“I remember looking at the criteria and thinking, ‘Wow, that will take a really, really, really long time to get a bachelor’s degree and get a master’s degree and get a license a then work for three years and then become an RPT,’” said Vander Zwaag, a student at the University of Northern Iowa in Cedar Falls at the time.
On Jan. 1, however, the 30-year-old’s dream came true when she received her license as a registered play therapist with Creative Living Center, a counseling and mental health agency based in Rock Valley with locations across N’West Iowa.
As the name suggests, play therapy involves children playing as a way to express and process events happening in their lives.
“Play is a powerful tool in my work with children,” Vander Zwaag said. “As a licensed and registered play therapist, I provide a safe space and materials that are conducive to helping a child work through aspects of life that cause them difficulty.”
The Rock Valley native explained a play therapy session can look different for every child, although the first session usually involves her meeting with the child and his or her parents or guardians to learn basic information about why the child could benefit from play therapy.
Subsequent meetings then take place in the playrooms, where the children are given the freedom to play with a variety of toys or do activities such as drawing or painting. Their parents or guardians can choose to sit in on the session or even play alongside their child.

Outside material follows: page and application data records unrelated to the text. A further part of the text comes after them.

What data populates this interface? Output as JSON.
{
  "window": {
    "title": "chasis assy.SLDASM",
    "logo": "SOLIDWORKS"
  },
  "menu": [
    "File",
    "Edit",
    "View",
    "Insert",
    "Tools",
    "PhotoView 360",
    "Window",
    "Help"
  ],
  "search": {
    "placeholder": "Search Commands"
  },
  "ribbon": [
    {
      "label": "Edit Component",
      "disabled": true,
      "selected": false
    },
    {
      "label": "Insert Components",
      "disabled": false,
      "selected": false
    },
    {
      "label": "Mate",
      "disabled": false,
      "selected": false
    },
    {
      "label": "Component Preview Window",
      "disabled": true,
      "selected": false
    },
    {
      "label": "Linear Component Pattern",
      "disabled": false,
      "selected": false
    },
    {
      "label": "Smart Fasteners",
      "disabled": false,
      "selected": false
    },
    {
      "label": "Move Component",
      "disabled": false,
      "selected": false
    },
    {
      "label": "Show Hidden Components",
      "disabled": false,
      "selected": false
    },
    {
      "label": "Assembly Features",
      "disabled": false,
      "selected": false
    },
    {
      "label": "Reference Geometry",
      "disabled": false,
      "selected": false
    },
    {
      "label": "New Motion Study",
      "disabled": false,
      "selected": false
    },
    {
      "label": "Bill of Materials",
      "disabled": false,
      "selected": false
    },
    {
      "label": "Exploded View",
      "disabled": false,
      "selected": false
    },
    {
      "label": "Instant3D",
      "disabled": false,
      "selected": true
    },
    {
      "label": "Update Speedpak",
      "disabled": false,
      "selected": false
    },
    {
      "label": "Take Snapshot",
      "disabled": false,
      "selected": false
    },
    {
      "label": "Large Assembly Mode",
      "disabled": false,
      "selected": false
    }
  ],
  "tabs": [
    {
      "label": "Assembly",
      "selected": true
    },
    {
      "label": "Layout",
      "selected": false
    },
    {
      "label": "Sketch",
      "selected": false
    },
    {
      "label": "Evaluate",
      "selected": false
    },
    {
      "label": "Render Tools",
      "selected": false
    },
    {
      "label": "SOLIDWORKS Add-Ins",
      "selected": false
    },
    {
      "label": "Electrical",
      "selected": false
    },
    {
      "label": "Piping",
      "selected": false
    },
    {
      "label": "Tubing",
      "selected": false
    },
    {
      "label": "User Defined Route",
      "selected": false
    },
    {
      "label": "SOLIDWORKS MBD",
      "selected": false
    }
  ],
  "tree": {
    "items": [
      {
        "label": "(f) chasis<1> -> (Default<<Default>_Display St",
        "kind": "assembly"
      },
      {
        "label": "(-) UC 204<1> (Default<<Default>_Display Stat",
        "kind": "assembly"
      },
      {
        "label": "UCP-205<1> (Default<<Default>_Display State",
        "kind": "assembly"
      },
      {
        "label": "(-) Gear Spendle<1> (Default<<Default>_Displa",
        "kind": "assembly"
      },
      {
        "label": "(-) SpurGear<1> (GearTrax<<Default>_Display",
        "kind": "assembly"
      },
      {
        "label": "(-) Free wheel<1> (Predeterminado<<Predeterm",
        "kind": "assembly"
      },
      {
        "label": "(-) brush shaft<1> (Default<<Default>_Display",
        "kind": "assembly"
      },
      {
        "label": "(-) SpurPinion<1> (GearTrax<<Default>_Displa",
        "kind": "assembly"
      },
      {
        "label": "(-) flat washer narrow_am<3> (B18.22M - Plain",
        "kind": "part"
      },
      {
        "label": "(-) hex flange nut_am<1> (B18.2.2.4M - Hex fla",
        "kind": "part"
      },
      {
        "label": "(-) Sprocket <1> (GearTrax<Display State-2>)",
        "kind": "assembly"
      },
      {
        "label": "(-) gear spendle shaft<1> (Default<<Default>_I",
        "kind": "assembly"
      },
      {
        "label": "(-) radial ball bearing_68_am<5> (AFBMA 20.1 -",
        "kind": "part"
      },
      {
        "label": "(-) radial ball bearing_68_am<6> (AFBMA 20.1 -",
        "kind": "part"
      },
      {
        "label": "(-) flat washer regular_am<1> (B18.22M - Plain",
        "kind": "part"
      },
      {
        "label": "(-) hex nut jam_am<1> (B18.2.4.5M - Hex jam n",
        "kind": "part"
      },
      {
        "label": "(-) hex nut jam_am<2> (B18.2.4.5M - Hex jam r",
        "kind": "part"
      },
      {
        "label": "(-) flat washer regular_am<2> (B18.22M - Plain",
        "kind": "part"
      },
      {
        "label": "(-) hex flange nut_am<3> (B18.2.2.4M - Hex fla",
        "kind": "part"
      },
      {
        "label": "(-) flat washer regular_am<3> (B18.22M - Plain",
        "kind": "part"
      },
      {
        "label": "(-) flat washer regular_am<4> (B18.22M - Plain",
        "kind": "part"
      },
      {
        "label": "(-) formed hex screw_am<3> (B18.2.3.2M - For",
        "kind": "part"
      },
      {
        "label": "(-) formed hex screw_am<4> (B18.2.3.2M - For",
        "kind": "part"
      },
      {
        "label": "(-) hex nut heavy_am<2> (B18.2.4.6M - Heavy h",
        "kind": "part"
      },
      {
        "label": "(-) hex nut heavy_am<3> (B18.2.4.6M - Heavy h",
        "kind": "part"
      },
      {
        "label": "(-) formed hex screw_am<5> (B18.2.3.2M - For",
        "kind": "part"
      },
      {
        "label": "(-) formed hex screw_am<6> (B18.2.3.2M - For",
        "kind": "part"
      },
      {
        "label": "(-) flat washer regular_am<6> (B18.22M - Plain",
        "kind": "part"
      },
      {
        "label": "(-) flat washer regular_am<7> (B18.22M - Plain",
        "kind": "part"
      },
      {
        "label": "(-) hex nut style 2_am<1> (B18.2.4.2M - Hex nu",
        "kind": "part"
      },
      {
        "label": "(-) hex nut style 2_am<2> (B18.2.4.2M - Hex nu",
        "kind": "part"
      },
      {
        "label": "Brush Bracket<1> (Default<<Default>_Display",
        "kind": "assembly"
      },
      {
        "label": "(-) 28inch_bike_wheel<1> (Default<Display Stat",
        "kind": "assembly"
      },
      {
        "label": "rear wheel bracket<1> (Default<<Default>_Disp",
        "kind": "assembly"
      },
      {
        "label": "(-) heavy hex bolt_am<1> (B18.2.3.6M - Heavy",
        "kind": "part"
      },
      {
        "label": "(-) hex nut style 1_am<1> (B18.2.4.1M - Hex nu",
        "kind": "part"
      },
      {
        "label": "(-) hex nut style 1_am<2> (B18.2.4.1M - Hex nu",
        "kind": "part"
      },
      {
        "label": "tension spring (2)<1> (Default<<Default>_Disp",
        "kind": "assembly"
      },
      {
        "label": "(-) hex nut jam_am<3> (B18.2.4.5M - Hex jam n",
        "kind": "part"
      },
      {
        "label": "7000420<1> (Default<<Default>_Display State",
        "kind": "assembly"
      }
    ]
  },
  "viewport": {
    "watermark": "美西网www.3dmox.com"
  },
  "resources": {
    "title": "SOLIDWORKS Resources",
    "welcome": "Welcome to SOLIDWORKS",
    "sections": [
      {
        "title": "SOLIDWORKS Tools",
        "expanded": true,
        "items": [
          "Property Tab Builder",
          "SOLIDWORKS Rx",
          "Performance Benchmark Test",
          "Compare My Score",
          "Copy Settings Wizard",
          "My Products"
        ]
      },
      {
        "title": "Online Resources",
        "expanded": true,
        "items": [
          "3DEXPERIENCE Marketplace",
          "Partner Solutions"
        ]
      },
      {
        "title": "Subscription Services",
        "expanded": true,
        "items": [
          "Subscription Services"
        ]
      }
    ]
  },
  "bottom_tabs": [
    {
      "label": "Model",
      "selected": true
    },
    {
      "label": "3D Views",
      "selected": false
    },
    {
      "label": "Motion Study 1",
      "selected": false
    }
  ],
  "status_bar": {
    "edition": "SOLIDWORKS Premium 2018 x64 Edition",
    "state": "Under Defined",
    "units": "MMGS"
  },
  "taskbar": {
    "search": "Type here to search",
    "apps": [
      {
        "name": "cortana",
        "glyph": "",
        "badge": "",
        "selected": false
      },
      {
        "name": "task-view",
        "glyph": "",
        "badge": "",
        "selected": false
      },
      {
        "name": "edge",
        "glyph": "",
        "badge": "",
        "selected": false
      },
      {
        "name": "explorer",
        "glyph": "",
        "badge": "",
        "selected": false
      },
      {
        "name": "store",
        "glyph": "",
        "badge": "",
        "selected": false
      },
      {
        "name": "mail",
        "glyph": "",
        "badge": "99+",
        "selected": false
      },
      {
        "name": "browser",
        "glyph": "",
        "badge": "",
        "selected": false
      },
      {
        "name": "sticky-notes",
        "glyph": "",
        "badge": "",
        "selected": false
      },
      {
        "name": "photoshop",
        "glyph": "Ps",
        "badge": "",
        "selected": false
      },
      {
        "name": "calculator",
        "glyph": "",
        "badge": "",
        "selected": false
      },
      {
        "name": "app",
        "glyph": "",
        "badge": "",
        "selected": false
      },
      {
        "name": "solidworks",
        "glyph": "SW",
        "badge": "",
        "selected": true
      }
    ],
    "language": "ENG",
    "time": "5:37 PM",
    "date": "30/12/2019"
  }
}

“Parents are the experts in their child’s life. No one knows them better,” she said. “So it’s extremely valuable to have a lot of input from parents.”
During the initial play sessions, Vander Zwaag said she typically sits back and observes the children to identify behavior areas in which they need to grow. Sometimes, children can come to conclusions on how to achieve that growth on their own during the play sessions.
“My job is to really start to see and help the child see that probably isn’t the best way of being,” Vander Zwaag said.
“But that’s way more powerful if a child can kind of come to that conclusion through their own processing and playing, rather than a parent saying, ‘Well, stop doing this, this isn’t helpful for you.’”
Vander Zwaag has worked at Creative Living Center’s offices in Rock Valley and Hawarden since 2017, where she has counseled people of all ages using cognitive behavioral therapy and acceptance commitment therapy.
She also works out of the West Sioux School District based in Hawarden and is an adjunct professor for the University of South Dakota in Vermillion, through which she teaches an online speech communications course.
Vander Zwaag earned her license in play therapy through Creative Living Center, in which she attended an intensive, four-week training program in Cedar Falls with registered play therapist Terry Kottman.
Kottman founded a specific type of play therapy called Adlerian play therapy, which emphasizes how a child functions in the context of their family.
Play therapy also lets children know they do not have to be alone in dealing with problems they may be facing and can safely confront them in the space the therapy provides.
“That’s a space that I feel very honored to be able to be a part of, to be able to build a safe and trusting space for kids to work through the difficult things that they experience,” Vander Zwaag said.